Jail Report Calls for Higher Pay, More Training & New Jail?
November 2, 2015

A new report says Jackson County Jail Corrections officers suffer from high turnover, and low starting wages.

The report, issued Monday also calls for the County to look into the possibility of replacing the 31-year old high-rise jail in downtown Kansas City.

The report says the starting wage for some officers of $11.45 an hour is not enough to lure people into a stressful job with long hours.

Commission Co-Chairman Al brooks says the County’s pay scale is not competitive.

“And the County couldn’t keep up with what the other industries were doing. In fact the County was the lowest in the region,” he said.

The report also suggests the County Department of Corrections improve its training and seek accreditation.
Brooks said that could also improve practices and standards at the jail.

The report was commissioned after incidents earlier this year of guards being accused of excessive force.

One of the key finding calls upon Jackson County to consider the feasibility of a new jail.

Brooks says the current facility, first built in the mid-1980’s and often at, or near its 720-inmate capacity; is outdated.

“You don’t build jails anymore 6-8-10 stories anymore. So it’s campus style. So it’s both for the employees and the detainee,” Brooks said.

Jackson County officials will starting building their 2016 budget next week. It’s expected they’ll plan to raise the wages for jail guards.

Pregnant Jackson County Inmate Files Lawsuit
October 16, 2015

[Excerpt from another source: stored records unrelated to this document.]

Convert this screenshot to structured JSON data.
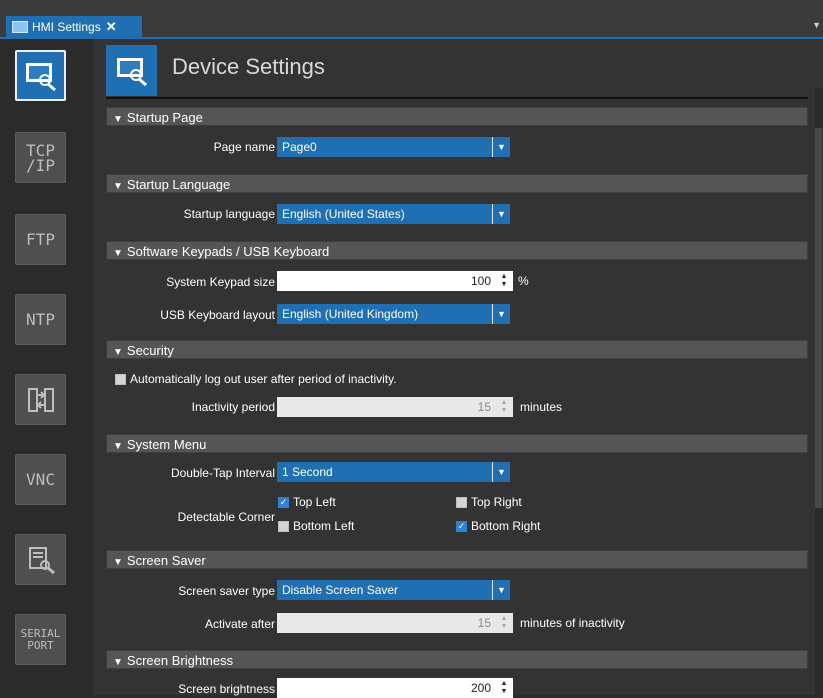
{
  "tab": {
    "title": "HMI Settings",
    "close": "✕"
  },
  "nav": {
    "items": [
      {
        "name": "nav-device-settings",
        "label": "",
        "icon": "monitor-search-icon",
        "active": true
      },
      {
        "name": "nav-tcpip",
        "label": "TCP\n/IP"
      },
      {
        "name": "nav-ftp",
        "label": "FTP"
      },
      {
        "name": "nav-ntp",
        "label": "NTP"
      },
      {
        "name": "nav-transfer",
        "label": "",
        "icon": "transfer-icon"
      },
      {
        "name": "nav-vnc",
        "label": "VNC"
      },
      {
        "name": "nav-diagnostics",
        "label": "",
        "icon": "diagnostics-icon"
      },
      {
        "name": "nav-serial-port",
        "label": "SERIAL\nPORT"
      }
    ]
  },
  "header": {
    "title": "Device Settings"
  },
  "sections": {
    "startup_page": "Startup Page",
    "startup_language": "Startup Language",
    "keypads": "Software Keypads / USB Keyboard",
    "security": "Security",
    "system_menu": "System Menu",
    "screen_saver": "Screen Saver",
    "brightness": "Screen Brightness"
  },
  "fields": {
    "page_name": {
      "label": "Page name",
      "value": "Page0"
    },
    "startup_language": {
      "label": "Startup language",
      "value": "English (United States)"
    },
    "keypad_size": {
      "label": "System Keypad size",
      "value": "100",
      "unit": "%"
    },
    "usb_layout": {
      "label": "USB Keyboard layout",
      "value": "English (United Kingdom)"
    },
    "auto_logout": {
      "label": "Automatically log out user after period of inactivity.",
      "checked": false
    },
    "inactivity": {
      "label": "Inactivity period",
      "value": "15",
      "unit": "minutes"
    },
    "double_tap": {
      "label": "Double-Tap Interval",
      "value": "1 Second"
    },
    "detectable_corner": {
      "label": "Detectable Corner",
      "top_left": {
        "label": "Top Left",
        "checked": true
      },
      "top_right": {
        "label": "Top Right",
        "checked": false
      },
      "bottom_left": {
        "label": "Bottom Left",
        "checked": false
      },
      "bottom_right": {
        "label": "Bottom Right",
        "checked": true
      }
    },
    "saver_type": {
      "label": "Screen saver type",
      "value": "Disable Screen Saver"
    },
    "activate_after": {
      "label": "Activate after",
      "value": "15",
      "unit": "minutes of inactivity"
    },
    "brightness": {
      "label": "Screen brightness",
      "value": "200"
    }
  },
  "colors": {
    "accent": "#1f6fb2",
    "section_bg": "#555555",
    "panel_bg": "#333333"
  }
}
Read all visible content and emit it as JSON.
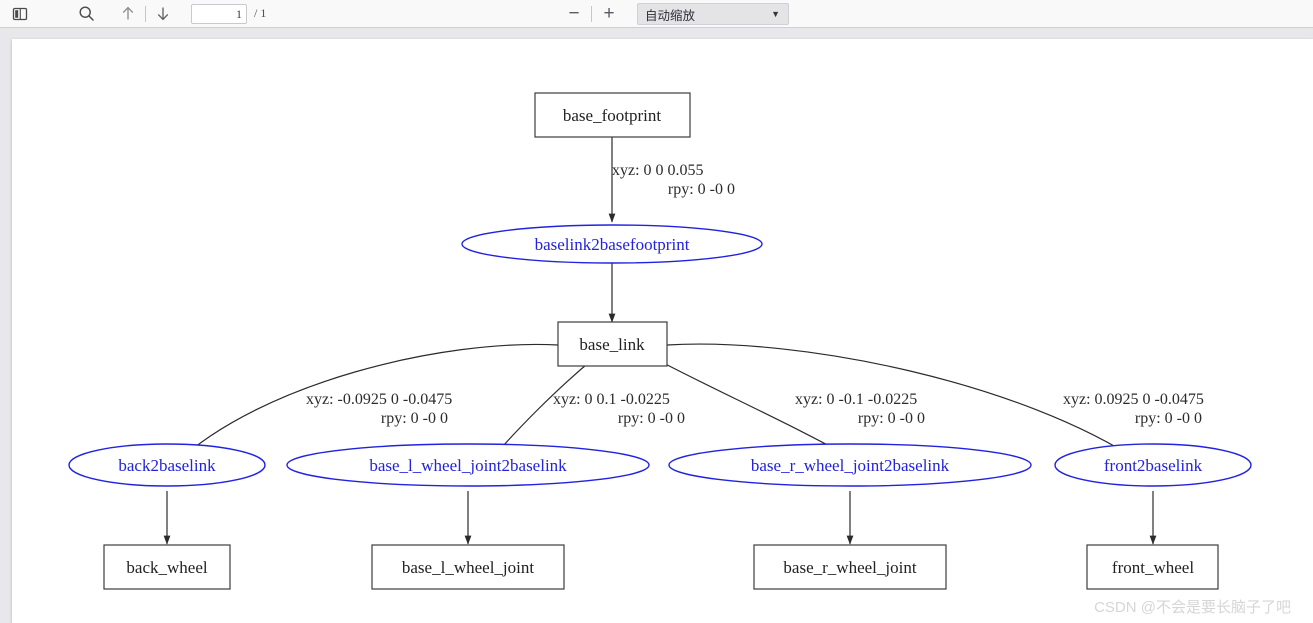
{
  "toolbar": {
    "sidebar_toggle_icon": "sidebar-toggle-icon",
    "find_icon": "search-icon",
    "prev_page_icon": "arrow-up-icon",
    "next_page_icon": "arrow-down-icon",
    "page_number_value": "1",
    "page_count_label": "/ 1",
    "zoom_out_label": "−",
    "zoom_in_label": "+",
    "zoom_select_value": "自动缩放",
    "zoom_caret_icon": "chevron-down-icon"
  },
  "watermark": {
    "text": "CSDN @不会是要长脑子了吧"
  },
  "graph": {
    "colors": {
      "link_node_stroke": "#3c3c3c",
      "link_node_text": "#222222",
      "joint_node_stroke": "#2222e0",
      "joint_node_text": "#2222e0",
      "edge": "#2b2b2b"
    },
    "link_nodes": [
      {
        "id": "base_footprint",
        "label": "base_footprint"
      },
      {
        "id": "base_link",
        "label": "base_link"
      },
      {
        "id": "back_wheel",
        "label": "back_wheel"
      },
      {
        "id": "base_l_wheel_joint",
        "label": "base_l_wheel_joint"
      },
      {
        "id": "base_r_wheel_joint",
        "label": "base_r_wheel_joint"
      },
      {
        "id": "front_wheel",
        "label": "front_wheel"
      }
    ],
    "joint_nodes": [
      {
        "id": "baselink2basefootprint",
        "label": "baselink2basefootprint"
      },
      {
        "id": "back2baselink",
        "label": "back2baselink"
      },
      {
        "id": "base_l_wheel_joint2baselink",
        "label": "base_l_wheel_joint2baselink"
      },
      {
        "id": "base_r_wheel_joint2baselink",
        "label": "base_r_wheel_joint2baselink"
      },
      {
        "id": "front2baselink",
        "label": "front2baselink"
      }
    ],
    "edge_labels": [
      {
        "id": "e_basefootprint_to_baselink2basefootprint",
        "xyz": "xyz: 0 0 0.055",
        "rpy": "rpy: 0 -0 0"
      },
      {
        "id": "e_baselink_to_back2baselink",
        "xyz": "xyz: -0.0925 0 -0.0475",
        "rpy": "rpy: 0 -0 0"
      },
      {
        "id": "e_baselink_to_base_l_wheel_joint2baselink",
        "xyz": "xyz: 0 0.1 -0.0225",
        "rpy": "rpy: 0 -0 0"
      },
      {
        "id": "e_baselink_to_base_r_wheel_joint2baselink",
        "xyz": "xyz: 0 -0.1 -0.0225",
        "rpy": "rpy: 0 -0 0"
      },
      {
        "id": "e_baselink_to_front2baselink",
        "xyz": "xyz: 0.0925 0 -0.0475",
        "rpy": "rpy: 0 -0 0"
      }
    ]
  }
}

(AP) – A Wichita mathematician seeking to audit voting machine tapes after finding statistical anomalies in election counts is getting legal and other support in pursuing her lawsuit.
Wichita State University statistician Beth Clarkson had been pursuing the case herself, but now has a Wichita lawyer representing her. Other people have set up a non-profit foundation for donations.
A Sedgwick County judge is expected to set filing deadlines and a trial date at a Monday hearing.
Clarkson has analyzed election returns in Kansas and elsewhere over several elections that indicate “a statistically significant” pattern where the percentage of Republican votes increase the larger the size of the precinct. The pattern could indicate election fraud.
Her attorney, Randy Rathbun, says Clarkson convinced him that she is right, and somebody needed to help her.

Turnover Could Take 1/3rd of Jackson County Jail Staff
September 24, 2015

The Jackson County jail is on a pace to lose a third of its staff this year, according to the director of Human Resources, Dennis Dumovich.
Dumovich says 119 jail staffers have already left the staff. The jail usually employees around 450 people, according to Dumovich.
He says low pay, long hours, mandatory overtime and tough working conditions make it hard to keep workers. Dumovich says this year, many new employees are quitting within the first 3 months on the job.
“We have to do in our training is give them a little more realistic job preview.
That’s something we’re working on, Dumovich said.
Dumovich says in October, the jail will launch a pilot project to improve the problems with long hours.
A small number of jail staffers will move to 12-hour workdays, four days a week.
Dumovich says they hope the longer weekend will help jail staffers recover frokm the stress of their jobs.
The Jackson County Jail task Force was launched after several inmates were beaten by guards earlier this year.
The FBI has been called into to look into complaints.
Earlier this year, one Jackson County Correction Officer was indicted by federal prosecutors for beating an inmate.